[09]%%design priorities as arch/CTO

Priorities depend on industry, target users and managers’ experience/preference… Here are my Real answers:

A: instrumentation (non-opaque ) — #1 priority to an early-stage developer, not to a CTO.

Intermediate data store (even binary) is great — files; reliable[1] snoop/capture; MOM

[1] seldom reliable, due to the inherent nature — logging/capture, even error messages are easily suppressed.

A: predictability — #2 (I don’t prefer the word “reliability”.) related to instrumentation. I hate opaque surprises and intermittent errors like

  • GMDS green/red LED
  • SSL in Guardian
  • thick, opaque libraries like Spring
  1. Database is rock-solid predictable.
  2. javascript was predictable in my pre-2000 experience
  3. automation Scripts are often more predictable, but advanced python is not.

(bold answers are good interview answers.)
A: separation of concern, encapsulation.
* any team dev need task breakdown. PWM tech department consists of teams supporting their own systems, which talk to each other on an agreed interface.
* Use proc and views to allow data source internal change without breaking data users (RW)
* ftp, mq, web service, ssh calls, emails between departments
* stable interfaces. Each module’s internals are changeable without breaking client code
* in GS, any change in any module must be done along with other modules’ checkout, otherwise that single release may impact other modules unexpectedly.

A: prod support and easy to learn?
* less support => more dev.
* easy to reproduce prod issues in QA
* easy to debug
* audit trail
* easy to recover
* fail-safe
* rerunnable

A: extensible and configurable? It often adds complexity and workload. Probably the #1 priority among managers i know on wall st. It’s all about predicting what features users might add.

How about time-to-market? Without testibility, changes take longer to regression-test? That’s pure theory. In trading systems, there’s seldom automated regression testing.

A: testability. I think Chad also liked this a lot. Automated tests are less important to Wall St than other industries.

* each team’s system to be verifiable to help isolate production issues.
* testable interfaces between components. Each interface is relatively easy to test.

A: performance — always one of the most important factors if our system is ever benchmarked in a competition. Benchmark statistics are circulated to everyone.

A: scalability — often needs to be an early design goal.

A: self-service by users? reduce support workload.
* data accessible (R/W) online to authorized users.

A: show strategic improvement to higher management and users. This is how to gain visibility and promotion.
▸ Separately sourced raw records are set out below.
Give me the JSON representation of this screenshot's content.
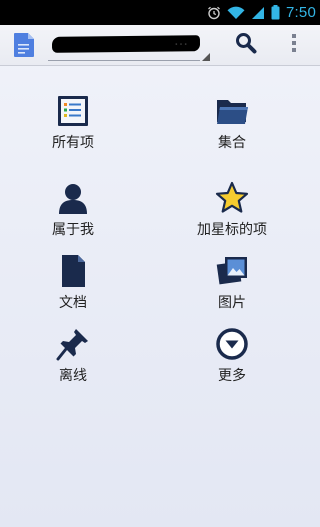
{
  "status_bar": {
    "time": "7:50",
    "icons": [
      "alarm-icon",
      "wifi-icon",
      "signal-icon",
      "battery-icon"
    ]
  },
  "action_bar": {
    "account_text": "…",
    "icons": [
      "drive-app-icon",
      "search-icon",
      "overflow-menu-icon"
    ]
  },
  "grid": {
    "items": [
      {
        "label": "所有项",
        "icon": "all-items-icon"
      },
      {
        "label": "集合",
        "icon": "collections-folder-icon"
      },
      {
        "label": "属于我",
        "icon": "owned-by-me-person-icon"
      },
      {
        "label": "加星标的项",
        "icon": "starred-icon"
      },
      {
        "label": "文档",
        "icon": "document-icon"
      },
      {
        "label": "图片",
        "icon": "photos-icon"
      },
      {
        "label": "离线",
        "icon": "offline-pin-icon"
      },
      {
        "label": "更多",
        "icon": "more-chevron-icon"
      }
    ]
  },
  "colors": {
    "accent_blue": "#33b5e5",
    "icon_navy": "#1a2a4c",
    "star_yellow": "#f6cc2f"
  }
}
How about data volume? important to eq/fx market data feed, low latency, Google, facebook … but not to my systems so far.

DB=%% favorite data store due to instrumentation

The noSQL products all provide some GUI/query, but not very good. Piroz had to write a web GUI to show the content of gemfire. Without the GUI it’s very hard to manage anything that’s build on gemfire.

As data stores, even binary files are valuable.

Note snoop/capture is no data-store, but falls in the same category as logging. They are easily suppressed, including critical error messages.

Why is RDBMS my #1 pick? ACID requires every datum to be persistent/durable, therefore viewable from any 3rd-party app, so we aren’t dependent on the writer application.

Y more threads !! help throughput if I/O bound

To keep things more concrete. You can think of the output interface in the I/O.

The paradox — given an I/O bound busy server, the conventional wisdom says more thread could increase CPU utilization [1]. However, the work queue for CPU gets quickly /drained/, whereas the I/O queue is constantly full, as the I/O subsystem is working at full capacity.

[1] In a CPU bound server, adding 20 threads will likely create 20 idle, starved new threads!

Holy Grail is simultaneous saturation. Suggestion: “steal” a cpu core from this engine and use it for unrelated tasks. Additional threads or processes basically achieve that purpose. In other words, the cpu cores aren’t dedicated to this purpose.

Assumption — adding more I/O hardware is not possible. (Instead, scaling out to more nodes could help.)

If the CPU cores are dedicated, then there’s no way to improve throughput without adding more I/O capacity. At a high level, I clearly see too much CPU /overcapacity/.